Materials and Methods: A total of 22 patients (12 men and 10 women; mean age, 50 y; range, 26–65 y) who were suspected of
having primary aldosteronism (PA) and underwent successful AVS with cortisol concentration measurement and/or venography
between November 2010 and August 2011 were retrospectively analyzed. In regard to the left adrenal vein, collections were done at
two locations: at the common trunk below the confluence of the inferior phrenic vein and at the central adrenal vein, which was above
the confluence. The effects of the inflow from the inferior phrenic vein on plasma aldosterone and cortisol levels were analyzed.
Results: Eight patients had bilateral hypersecreting lesions and 13 had a unilateral lesion. One was diagnosed as having secondary
hypertension other than PA. The median cortisol levels below and above the confluence were 129 mg/dL (range, 21–400 mg/dL) and
215 mg/dL (range, 21–690 mg/dL), respectively. The median aldosterone levels were 2,120 pg/mL (range, 164–42,700 pg/mL) and
4,275 pg/mL (range, 119–59,000 pg/mL), respectively. The median aldosterone/cortisol (A/C) ratios were 244 (range, 34–2,401)
and 278 (range, 25–2,251), respectively. Cortisol and aldosterone levels were significantly higher above the confluence (P 1⁄4 .0050
and P 1⁄4 .0003, respectively), whereas the A/C ratio showed no significant difference (P 1⁄4 .12).

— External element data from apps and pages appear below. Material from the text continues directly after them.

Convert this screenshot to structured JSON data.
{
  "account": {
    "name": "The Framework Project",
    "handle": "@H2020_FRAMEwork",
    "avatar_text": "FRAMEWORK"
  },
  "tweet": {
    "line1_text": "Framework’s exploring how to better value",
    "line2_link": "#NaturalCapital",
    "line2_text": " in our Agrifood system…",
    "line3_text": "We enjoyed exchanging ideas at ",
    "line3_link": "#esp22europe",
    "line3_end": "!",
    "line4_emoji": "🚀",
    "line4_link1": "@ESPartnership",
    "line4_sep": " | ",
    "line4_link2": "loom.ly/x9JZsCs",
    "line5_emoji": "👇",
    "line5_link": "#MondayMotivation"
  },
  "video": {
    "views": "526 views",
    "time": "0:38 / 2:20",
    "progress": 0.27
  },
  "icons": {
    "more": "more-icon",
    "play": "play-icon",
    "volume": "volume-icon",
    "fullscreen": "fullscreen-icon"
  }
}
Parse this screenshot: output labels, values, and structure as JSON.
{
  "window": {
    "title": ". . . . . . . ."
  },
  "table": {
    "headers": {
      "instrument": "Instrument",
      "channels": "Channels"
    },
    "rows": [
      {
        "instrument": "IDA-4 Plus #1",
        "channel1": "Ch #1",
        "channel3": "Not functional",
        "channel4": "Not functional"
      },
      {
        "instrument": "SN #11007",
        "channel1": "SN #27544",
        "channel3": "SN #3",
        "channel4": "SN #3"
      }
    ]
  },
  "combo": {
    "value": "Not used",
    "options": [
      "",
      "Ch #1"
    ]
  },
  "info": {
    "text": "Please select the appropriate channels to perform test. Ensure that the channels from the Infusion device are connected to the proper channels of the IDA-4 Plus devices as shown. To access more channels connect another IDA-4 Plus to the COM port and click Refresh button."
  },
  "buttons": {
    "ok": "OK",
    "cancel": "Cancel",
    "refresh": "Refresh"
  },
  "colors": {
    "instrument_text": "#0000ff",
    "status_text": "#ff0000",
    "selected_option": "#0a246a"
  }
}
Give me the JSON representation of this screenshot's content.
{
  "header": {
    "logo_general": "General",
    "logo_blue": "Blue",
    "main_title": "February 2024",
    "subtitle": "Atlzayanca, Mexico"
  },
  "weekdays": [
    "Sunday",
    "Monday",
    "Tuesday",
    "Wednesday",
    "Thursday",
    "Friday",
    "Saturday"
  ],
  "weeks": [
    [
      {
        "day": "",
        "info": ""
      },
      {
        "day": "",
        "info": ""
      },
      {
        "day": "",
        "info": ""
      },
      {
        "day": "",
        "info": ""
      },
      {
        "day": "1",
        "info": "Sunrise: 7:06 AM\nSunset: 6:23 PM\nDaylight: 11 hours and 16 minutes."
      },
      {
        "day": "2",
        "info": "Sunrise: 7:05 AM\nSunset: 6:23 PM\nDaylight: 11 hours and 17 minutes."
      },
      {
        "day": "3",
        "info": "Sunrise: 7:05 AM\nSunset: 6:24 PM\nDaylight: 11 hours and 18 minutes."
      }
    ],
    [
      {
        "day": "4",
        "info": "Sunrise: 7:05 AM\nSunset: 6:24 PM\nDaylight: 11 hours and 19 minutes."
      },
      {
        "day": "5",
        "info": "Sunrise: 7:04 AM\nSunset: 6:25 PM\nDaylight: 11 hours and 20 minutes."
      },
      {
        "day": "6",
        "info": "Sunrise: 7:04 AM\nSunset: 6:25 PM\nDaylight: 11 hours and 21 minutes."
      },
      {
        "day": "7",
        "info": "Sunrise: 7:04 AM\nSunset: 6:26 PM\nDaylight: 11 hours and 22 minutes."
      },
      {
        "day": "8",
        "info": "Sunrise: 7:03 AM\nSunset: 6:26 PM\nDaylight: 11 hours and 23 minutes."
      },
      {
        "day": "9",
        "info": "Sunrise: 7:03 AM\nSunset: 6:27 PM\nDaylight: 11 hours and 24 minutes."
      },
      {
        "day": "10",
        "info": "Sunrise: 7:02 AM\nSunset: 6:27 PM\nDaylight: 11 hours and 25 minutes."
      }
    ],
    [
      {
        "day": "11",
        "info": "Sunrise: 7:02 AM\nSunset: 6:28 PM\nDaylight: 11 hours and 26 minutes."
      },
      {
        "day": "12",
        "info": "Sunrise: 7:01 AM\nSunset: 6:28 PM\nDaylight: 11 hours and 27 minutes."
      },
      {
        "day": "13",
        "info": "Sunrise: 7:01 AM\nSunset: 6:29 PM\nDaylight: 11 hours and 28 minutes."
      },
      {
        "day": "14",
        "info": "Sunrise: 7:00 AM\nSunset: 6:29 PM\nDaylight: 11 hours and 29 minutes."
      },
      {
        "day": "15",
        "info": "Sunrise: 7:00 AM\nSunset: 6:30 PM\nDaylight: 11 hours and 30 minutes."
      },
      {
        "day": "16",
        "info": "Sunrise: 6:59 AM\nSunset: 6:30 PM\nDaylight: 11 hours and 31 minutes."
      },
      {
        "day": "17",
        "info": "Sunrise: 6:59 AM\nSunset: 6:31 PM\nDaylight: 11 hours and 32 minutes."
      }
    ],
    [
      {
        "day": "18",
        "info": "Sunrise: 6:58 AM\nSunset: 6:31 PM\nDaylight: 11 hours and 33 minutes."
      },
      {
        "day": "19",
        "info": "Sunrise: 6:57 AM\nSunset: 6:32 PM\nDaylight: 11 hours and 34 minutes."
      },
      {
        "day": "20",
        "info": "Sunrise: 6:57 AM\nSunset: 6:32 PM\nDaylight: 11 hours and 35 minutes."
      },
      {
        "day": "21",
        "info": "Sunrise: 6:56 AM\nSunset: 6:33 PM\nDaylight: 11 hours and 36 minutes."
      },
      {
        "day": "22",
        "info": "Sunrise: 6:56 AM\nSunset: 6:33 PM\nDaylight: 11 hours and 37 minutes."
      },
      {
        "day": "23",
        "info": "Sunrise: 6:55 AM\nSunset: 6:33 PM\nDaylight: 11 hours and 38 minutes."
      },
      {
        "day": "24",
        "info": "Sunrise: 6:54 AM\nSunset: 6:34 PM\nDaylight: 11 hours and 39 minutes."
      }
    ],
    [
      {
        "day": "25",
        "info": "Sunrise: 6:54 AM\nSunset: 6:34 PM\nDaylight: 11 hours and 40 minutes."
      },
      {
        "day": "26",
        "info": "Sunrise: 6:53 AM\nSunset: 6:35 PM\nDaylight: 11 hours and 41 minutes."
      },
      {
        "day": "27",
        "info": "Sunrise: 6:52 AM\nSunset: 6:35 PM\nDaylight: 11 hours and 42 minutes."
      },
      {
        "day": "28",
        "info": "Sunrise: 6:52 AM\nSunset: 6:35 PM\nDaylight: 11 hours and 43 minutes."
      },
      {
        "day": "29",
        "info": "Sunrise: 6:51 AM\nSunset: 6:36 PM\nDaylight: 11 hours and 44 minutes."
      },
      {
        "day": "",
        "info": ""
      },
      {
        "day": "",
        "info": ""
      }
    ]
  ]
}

Conclusions: Although higher levels of cortisol and aldosterone were obtained upstream, A/C ratio was not significantly different
between the central adrenal vein and the common trunk.